Our office is located on 872 Fifth Avenue New York, NY 10065. You may call us at (646) 960-3080 or have your case reviewed by clicking here.
Dr.Seckin is so much more than a surgeon. His passion for helping endometriosis sufferers and determination to improve the quality of life in all of his patients is undeniable. I remember when my gynecologist first told me I needed a laparoscopy. Her exact words were "I can do the surgery, but if you were MY daughter- I'd send you to…
I was there for hysterectomy but then I found out that I also had endometriosis.My both surgeries went excellent and I feel great!.I am so thankful to Dr.Seckin and all his team for making my journey smooth!
I am a physician who suffered from deep infiltrative endometriosis. I needed laparoscopic surgery, so I went to see my former gynaecologist and he performed the procedure (a surgery which he supposedly does hundreds of times a year) last November. I had severe pain again when I had my period in January and was advised to go on taking a…
After years of excessively painful periods, a serious loss of quality of life, and a series of uninformed and uninterested doctors, Dr. Seckin and Dr. Goldstein turned my life around. I was told I woke up from my surgery almost a year ago with a smile on my face, and I haven't stopped since. Before I heard of Dr. Seckin,…
Dr Seckin and his team gave me back my life! Tomorrow will be 1 month since my surgery and I feel great. Dr. Seckin, Dr Liu, and Dr Goldstein are not only beyond words talented and amazing Doctors, but they are also genuinely wonderful and caring people. I cannot say enough great things about Holly, Asiye and Kim as well.…

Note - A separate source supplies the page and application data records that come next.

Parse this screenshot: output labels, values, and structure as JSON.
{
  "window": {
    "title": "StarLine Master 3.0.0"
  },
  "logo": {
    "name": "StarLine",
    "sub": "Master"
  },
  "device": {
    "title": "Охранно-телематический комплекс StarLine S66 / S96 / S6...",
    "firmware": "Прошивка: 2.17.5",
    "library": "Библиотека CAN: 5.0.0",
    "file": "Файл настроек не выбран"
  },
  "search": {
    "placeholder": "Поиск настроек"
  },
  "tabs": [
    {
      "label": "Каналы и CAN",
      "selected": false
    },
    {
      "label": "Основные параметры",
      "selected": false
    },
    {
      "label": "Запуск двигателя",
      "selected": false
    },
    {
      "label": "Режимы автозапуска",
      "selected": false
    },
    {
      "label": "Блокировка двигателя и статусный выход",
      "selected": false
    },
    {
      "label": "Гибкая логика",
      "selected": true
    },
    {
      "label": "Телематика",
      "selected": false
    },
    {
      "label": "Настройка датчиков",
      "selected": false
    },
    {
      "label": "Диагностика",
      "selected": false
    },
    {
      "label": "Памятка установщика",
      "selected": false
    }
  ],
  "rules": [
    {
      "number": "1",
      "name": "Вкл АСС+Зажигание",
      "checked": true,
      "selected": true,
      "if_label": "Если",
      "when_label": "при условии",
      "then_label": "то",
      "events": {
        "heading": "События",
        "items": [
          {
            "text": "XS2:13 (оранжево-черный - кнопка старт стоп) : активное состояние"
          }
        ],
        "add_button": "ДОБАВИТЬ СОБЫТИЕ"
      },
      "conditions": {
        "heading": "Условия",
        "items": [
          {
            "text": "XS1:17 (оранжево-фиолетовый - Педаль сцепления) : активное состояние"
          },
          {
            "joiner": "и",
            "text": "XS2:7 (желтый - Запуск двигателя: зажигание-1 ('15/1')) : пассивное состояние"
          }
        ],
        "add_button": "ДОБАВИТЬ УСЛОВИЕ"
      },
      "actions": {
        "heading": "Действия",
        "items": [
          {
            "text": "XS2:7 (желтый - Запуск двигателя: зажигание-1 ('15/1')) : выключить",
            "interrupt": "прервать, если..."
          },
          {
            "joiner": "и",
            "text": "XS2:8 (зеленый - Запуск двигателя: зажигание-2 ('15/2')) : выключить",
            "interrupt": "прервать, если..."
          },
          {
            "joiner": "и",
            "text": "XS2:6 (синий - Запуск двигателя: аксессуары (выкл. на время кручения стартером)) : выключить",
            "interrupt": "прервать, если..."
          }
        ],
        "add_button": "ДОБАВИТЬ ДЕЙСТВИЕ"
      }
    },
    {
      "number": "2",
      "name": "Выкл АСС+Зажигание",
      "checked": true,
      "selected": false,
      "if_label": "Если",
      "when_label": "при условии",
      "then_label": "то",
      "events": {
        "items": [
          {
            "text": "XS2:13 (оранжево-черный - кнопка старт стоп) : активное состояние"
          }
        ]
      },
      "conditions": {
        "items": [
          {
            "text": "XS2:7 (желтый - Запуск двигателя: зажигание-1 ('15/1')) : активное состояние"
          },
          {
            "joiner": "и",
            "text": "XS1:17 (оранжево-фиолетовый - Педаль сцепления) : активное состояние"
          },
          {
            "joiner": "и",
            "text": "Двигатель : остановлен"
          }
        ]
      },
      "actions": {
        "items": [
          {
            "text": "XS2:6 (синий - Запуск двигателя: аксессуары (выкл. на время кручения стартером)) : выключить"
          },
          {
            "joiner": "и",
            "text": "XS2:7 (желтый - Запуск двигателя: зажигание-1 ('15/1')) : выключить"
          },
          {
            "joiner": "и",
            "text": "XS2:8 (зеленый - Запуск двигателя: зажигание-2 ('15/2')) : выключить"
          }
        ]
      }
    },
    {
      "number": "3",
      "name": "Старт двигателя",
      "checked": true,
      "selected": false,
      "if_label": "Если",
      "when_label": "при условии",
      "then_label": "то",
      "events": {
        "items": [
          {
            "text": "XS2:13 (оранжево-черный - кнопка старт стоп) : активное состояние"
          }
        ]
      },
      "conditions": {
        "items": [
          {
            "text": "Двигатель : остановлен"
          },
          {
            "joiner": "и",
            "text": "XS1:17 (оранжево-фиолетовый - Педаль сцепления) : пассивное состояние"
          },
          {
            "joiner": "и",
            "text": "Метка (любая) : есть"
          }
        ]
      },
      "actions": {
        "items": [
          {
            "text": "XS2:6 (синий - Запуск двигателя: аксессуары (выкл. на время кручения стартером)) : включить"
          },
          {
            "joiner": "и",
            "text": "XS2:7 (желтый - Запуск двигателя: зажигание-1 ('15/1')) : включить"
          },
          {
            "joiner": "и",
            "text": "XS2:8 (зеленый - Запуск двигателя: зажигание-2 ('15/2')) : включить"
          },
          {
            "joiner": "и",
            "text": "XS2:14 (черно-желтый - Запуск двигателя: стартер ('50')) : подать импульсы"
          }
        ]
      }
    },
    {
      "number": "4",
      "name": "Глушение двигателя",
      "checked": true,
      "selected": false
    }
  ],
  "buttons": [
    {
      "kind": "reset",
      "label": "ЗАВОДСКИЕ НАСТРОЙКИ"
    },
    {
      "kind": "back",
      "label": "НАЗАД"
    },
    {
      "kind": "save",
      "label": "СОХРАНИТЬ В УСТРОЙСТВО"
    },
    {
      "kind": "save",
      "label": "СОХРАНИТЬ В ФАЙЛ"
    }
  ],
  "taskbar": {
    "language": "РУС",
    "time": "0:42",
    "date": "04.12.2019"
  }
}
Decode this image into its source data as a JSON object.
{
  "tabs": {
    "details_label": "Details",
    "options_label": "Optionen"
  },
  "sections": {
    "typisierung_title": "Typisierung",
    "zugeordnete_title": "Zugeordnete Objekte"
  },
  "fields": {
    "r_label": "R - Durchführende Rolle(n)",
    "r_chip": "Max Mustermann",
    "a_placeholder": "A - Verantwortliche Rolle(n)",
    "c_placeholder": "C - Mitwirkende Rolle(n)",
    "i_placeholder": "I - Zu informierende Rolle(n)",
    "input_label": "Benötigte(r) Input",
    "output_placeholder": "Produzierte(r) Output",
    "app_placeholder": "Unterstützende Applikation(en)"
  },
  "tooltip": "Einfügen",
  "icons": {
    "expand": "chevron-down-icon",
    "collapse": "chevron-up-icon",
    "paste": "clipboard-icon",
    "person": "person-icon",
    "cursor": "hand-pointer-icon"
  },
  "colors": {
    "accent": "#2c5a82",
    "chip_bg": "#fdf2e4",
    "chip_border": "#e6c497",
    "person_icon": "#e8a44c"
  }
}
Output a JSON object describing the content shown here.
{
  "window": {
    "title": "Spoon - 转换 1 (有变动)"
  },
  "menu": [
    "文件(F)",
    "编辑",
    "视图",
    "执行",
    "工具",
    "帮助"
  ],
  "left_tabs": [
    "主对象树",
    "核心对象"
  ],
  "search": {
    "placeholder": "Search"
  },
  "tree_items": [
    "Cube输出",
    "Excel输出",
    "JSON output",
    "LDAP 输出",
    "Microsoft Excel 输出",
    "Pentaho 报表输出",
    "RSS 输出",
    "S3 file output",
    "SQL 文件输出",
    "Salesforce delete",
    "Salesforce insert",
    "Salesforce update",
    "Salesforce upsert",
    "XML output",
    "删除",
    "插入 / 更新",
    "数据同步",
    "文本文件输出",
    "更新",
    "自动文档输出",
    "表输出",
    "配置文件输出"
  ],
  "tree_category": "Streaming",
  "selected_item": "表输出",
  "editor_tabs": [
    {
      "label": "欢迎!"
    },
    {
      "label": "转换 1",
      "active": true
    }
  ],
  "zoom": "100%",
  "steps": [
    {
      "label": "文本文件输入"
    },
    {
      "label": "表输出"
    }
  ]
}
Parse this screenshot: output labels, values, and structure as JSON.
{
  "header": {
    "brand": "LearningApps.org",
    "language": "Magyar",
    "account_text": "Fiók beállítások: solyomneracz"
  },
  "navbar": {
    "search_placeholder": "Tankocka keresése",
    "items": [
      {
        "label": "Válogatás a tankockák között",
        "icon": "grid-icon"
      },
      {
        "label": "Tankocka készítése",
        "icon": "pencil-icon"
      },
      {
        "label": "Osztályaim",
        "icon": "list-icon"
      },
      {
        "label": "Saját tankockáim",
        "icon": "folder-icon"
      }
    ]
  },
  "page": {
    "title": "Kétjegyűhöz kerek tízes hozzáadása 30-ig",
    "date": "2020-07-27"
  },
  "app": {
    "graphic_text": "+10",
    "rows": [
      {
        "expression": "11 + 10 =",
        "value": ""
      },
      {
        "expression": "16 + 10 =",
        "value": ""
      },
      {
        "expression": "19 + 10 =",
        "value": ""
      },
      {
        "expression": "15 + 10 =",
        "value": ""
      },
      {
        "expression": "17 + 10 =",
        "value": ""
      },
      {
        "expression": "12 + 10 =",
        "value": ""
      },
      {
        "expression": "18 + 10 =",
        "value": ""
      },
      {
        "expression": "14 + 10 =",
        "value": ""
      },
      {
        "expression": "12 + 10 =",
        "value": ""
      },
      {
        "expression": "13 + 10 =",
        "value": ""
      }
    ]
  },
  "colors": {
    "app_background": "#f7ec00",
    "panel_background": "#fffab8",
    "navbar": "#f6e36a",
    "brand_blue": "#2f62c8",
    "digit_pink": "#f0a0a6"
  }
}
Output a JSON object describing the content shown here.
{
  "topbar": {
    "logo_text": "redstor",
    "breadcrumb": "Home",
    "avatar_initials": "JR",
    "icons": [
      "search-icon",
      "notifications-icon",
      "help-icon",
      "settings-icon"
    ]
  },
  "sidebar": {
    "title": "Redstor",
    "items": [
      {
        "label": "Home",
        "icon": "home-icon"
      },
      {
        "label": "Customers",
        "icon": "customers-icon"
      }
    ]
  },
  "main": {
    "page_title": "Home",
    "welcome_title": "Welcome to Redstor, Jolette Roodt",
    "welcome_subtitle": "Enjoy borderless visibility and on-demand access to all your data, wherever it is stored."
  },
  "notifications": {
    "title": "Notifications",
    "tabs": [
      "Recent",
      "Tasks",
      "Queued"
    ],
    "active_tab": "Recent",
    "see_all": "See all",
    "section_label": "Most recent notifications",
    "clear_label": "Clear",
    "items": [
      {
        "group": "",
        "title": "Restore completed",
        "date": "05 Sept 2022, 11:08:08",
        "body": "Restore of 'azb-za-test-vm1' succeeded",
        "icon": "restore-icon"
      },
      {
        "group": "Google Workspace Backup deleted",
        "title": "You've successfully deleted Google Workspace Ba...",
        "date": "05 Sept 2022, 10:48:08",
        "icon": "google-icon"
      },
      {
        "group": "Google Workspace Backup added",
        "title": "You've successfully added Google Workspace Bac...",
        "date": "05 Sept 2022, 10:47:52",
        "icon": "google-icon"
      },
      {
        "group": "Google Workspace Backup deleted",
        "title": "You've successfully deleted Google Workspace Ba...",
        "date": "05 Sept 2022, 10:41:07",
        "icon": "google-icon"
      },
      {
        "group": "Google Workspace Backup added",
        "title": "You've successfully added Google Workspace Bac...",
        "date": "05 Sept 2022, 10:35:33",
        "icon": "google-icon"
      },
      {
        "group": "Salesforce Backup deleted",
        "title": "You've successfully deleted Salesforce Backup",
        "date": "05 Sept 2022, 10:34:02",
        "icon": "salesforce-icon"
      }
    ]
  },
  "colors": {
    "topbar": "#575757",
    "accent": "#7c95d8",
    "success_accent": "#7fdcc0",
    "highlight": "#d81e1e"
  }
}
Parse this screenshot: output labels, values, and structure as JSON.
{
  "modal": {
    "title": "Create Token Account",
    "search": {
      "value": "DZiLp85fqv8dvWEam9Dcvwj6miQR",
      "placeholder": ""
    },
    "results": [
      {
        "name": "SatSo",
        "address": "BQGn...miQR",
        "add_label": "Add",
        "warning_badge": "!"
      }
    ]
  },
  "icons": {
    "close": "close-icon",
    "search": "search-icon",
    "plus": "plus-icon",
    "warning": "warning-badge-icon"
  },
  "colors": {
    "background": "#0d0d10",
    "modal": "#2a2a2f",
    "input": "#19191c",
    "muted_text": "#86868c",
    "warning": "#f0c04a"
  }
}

Dr. Seckin and his staff spared me from years and years of heavy periods and unbearable endometriosis pain. After having surgery with him (my first) I can now function like a regular human. No more eating NSAIDs like candy and calling out sick from work. Thank you, Dr. Seckin!